Argued and Submitted March 7, 1996. Decided June 20, 1996
Before: BROWNING, WALLACE, and FARRIS, Circuit Judges.
Weiss appeals from the district court's order imposing sanctions pursuant to Federal Rule of Civil Procedure 11 and 28 U.S.C. § 1927. The district court had jurisdiction over the underlying action pursuant to 28 U.S.C. § 1343. We have jurisdiction over this timely appeal pursuant to 28 U.S.C. § 1291. We affirm. Pursuant to Federal Rule of Appellate Procedure 38, we also impose double costs on Weiss for filing this frivolous appeal.
We review an order imposing Rule 11 sanctions for an abuse of discretion. Cooter & Gell v. Hartmarx Corp., 496 U.S. 384, 405 (1990). We review all aspects of sanctions imposed pursuant to 28 U.S.C. § 1927 for an abuse of discretion. In re Keegan Management Co., Nos. 94-15713 and 94-16135, slip op. 1949, 1958 (9th Cir. Mar. 1, 1996) (Keegan) .
Moreno Valley Union High School District (Moreno) complied with Rule 11's procedural requirements and Weiss had the benefit of Rule 11's safe harbor.

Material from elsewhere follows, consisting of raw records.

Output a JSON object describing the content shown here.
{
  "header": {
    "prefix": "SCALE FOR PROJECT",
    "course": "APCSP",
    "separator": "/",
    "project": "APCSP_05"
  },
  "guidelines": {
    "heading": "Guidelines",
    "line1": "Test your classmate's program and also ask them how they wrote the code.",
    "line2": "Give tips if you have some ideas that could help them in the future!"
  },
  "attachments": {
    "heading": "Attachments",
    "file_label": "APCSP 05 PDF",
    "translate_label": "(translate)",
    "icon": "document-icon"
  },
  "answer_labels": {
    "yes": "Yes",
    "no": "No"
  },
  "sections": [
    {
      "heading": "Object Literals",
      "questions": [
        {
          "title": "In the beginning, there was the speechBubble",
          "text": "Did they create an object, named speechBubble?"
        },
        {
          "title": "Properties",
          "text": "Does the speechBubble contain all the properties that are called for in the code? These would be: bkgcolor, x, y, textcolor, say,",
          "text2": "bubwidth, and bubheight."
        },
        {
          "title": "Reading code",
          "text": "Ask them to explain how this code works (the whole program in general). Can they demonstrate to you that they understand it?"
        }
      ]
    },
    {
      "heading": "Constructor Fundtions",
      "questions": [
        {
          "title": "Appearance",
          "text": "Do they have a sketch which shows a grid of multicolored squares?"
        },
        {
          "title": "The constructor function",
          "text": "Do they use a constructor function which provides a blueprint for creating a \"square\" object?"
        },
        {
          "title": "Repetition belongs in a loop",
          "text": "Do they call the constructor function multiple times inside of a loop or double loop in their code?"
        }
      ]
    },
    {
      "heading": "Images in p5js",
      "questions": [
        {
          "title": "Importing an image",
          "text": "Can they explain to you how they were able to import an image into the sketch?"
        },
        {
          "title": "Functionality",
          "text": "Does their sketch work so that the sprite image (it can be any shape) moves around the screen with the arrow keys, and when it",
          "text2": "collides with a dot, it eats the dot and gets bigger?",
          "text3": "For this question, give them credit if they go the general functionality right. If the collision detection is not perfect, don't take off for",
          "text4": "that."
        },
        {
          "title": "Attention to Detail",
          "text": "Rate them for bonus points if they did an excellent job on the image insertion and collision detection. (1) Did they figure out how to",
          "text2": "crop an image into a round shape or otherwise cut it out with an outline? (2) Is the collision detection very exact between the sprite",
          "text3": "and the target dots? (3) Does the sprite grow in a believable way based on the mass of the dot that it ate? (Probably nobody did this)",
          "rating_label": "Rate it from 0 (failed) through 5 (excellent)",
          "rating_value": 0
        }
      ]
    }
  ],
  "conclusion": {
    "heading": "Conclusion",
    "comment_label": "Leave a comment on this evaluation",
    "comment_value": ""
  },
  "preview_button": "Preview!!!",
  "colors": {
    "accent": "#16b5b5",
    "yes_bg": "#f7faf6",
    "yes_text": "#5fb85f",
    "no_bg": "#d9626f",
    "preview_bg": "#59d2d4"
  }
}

Moreno served the motion for sanctions on May 25, 1994, and waited at least 21 days before filing it on June 20, 1994. In any event, Weiss had no intention of seeking refuge in the safe harbor, as he filed his opposition to the motion for sanctions on June 10, 1994, before Moreno even filed its motion.

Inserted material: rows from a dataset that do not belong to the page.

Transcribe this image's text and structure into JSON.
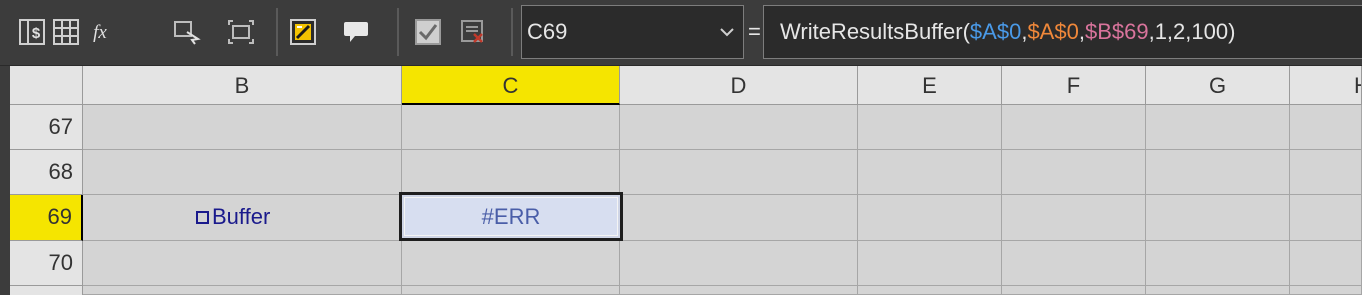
{
  "toolbar": {
    "icons": [
      "currency-format-icon",
      "table-grid-icon",
      "function-icon",
      "select-cell-icon",
      "expand-range-icon",
      "note-edit-icon",
      "comment-icon",
      "checkbox-icon",
      "delete-check-icon"
    ]
  },
  "name_box": {
    "value": "C69"
  },
  "equals_label": "=",
  "formula_bar": {
    "parts": [
      {
        "text": "WriteResultsBuffer(",
        "color": "#e6e6e6"
      },
      {
        "text": "$A$0",
        "color": "#4a9ae8"
      },
      {
        "text": ",",
        "color": "#e6e6e6"
      },
      {
        "text": "$A$0",
        "color": "#f0883a"
      },
      {
        "text": ",",
        "color": "#e6e6e6"
      },
      {
        "text": "$B$69",
        "color": "#d9749c"
      },
      {
        "text": ",1,2,100)",
        "color": "#e6e6e6"
      }
    ]
  },
  "grid": {
    "columns": [
      "B",
      "C",
      "D",
      "E",
      "F",
      "G",
      "H"
    ],
    "selected_column": "C",
    "rows": [
      "67",
      "68",
      "69",
      "70"
    ],
    "selected_row": "69",
    "cells": {
      "B69": "Buffer",
      "C69": "#ERR"
    }
  },
  "colors": {
    "header_highlight": "#f5e500",
    "cell_text": "#1a1a8c",
    "error_text": "#4a5ea8"
  }
}
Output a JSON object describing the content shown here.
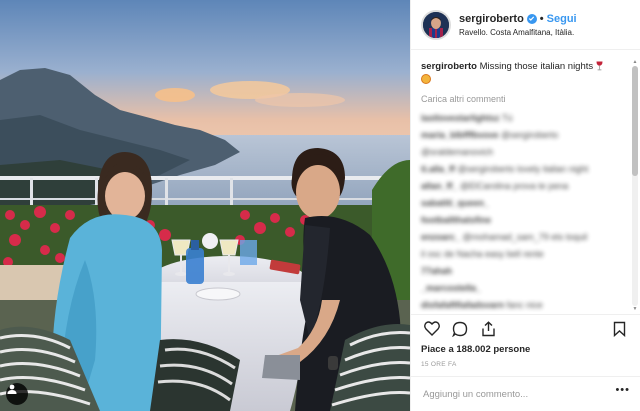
{
  "post": {
    "username": "sergiroberto",
    "follow_label": "Segui",
    "separator": "•",
    "location": "Ravello. Costa Amalfitana, Itàlia.",
    "caption": {
      "username": "sergiroberto",
      "text": "Missing those italian nights"
    },
    "load_more_label": "Carica altri commenti",
    "comments": [
      {
        "user": "lastlovestarlightsz",
        "text": "Tú"
      },
      {
        "user": "maria_blbfffbvove",
        "text": "@sergiroberto"
      },
      {
        "user": "",
        "text": "@sraldemanovich"
      },
      {
        "user": "ti.alla_ff",
        "text": "@sergiroberto lovely italian night"
      },
      {
        "user": "allan_ff_",
        "text": "@ElCarolina prova te pena"
      },
      {
        "user": "sabatiti_queen_",
        "text": ""
      },
      {
        "user": "footballthatsfine",
        "text": ""
      },
      {
        "user": "enzoarc_",
        "text": "@mohamad_sam_79 ets toquil"
      },
      {
        "user": "",
        "text": "il osc de Nacha easy bell rente"
      },
      {
        "user": "77ahah",
        "text": ""
      },
      {
        "user": "_marcostella_",
        "text": ""
      },
      {
        "user": "disfafaftfiafadsvarn",
        "text": "fanc nice"
      },
      {
        "user": "sanaychlt",
        "text": ""
      }
    ],
    "likes": "Piace a 188.002 persone",
    "time": "15 ORE FA",
    "comment_placeholder": "Aggiungi un commento...",
    "more_label": "•••"
  },
  "colors": {
    "accent": "#3897f0",
    "text": "#262626",
    "muted": "#999999",
    "border": "#efefef"
  }
}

Weiss unpersuasively argues that he objectively and subjectively believed that Moreno had never authorized Liebman, Reiner, Nachison & Walsh (Liebman) to represent it. The district court's finding of bad faith stems from Weiss's decision to apply for default without informing the court that he had been in close contact with Liebman. The district court specifically found that Weiss acted in both subjective and objective bad faith in filing his frivolous application, and these findings were not clearly erroneous. The district court's imposition of sanctions under Rule 11 and section 1927 was therefore not an abuse of discretion. Townsend v. Holman Consulting Corp., 929 F.2d 1358, 1362 (9th Cir. 1990) (en banc); Keegan, slip op. at 1959.
Weiss was not denied due process and his First Amendment rights were not violated. Weiss's assertion of judicial bias is frivolous. See United States v. Studley, 783 F.2d 934, 999 (9th Cir. 1986).
The district court also did not abuse its discretion in determining the amount of the sanctions. Weiss's assertion that attorneys are not awarded travel time is meritless. See Nilsson, Robbins, Dalgarn, Berliner, Carson & Wurst v. Louisiana Hydrolec, 854 F.2d 1538, 1547 (9th Cir. 1988) (within district court's discretion to award travel expenses). In addition, Weiss's insistence that his financial status renders the award unconscionable is rejected. It was Weiss's burden to produce probative evidence of his inability to pay and he failed to do so. See Gaskell v. Weir, 10 F.3d 626, 629 (9th Cir. 1993).
Pursuant to Federal Rule of Appellate Procedure 38, we award Moreno double costs for having to respond to Weiss's frivolous appeal.
Note: This disposition is not appropriate for publication and may not be cited to or by the courts of this circuit except as provided by Ninth Circuit Rule 36-3.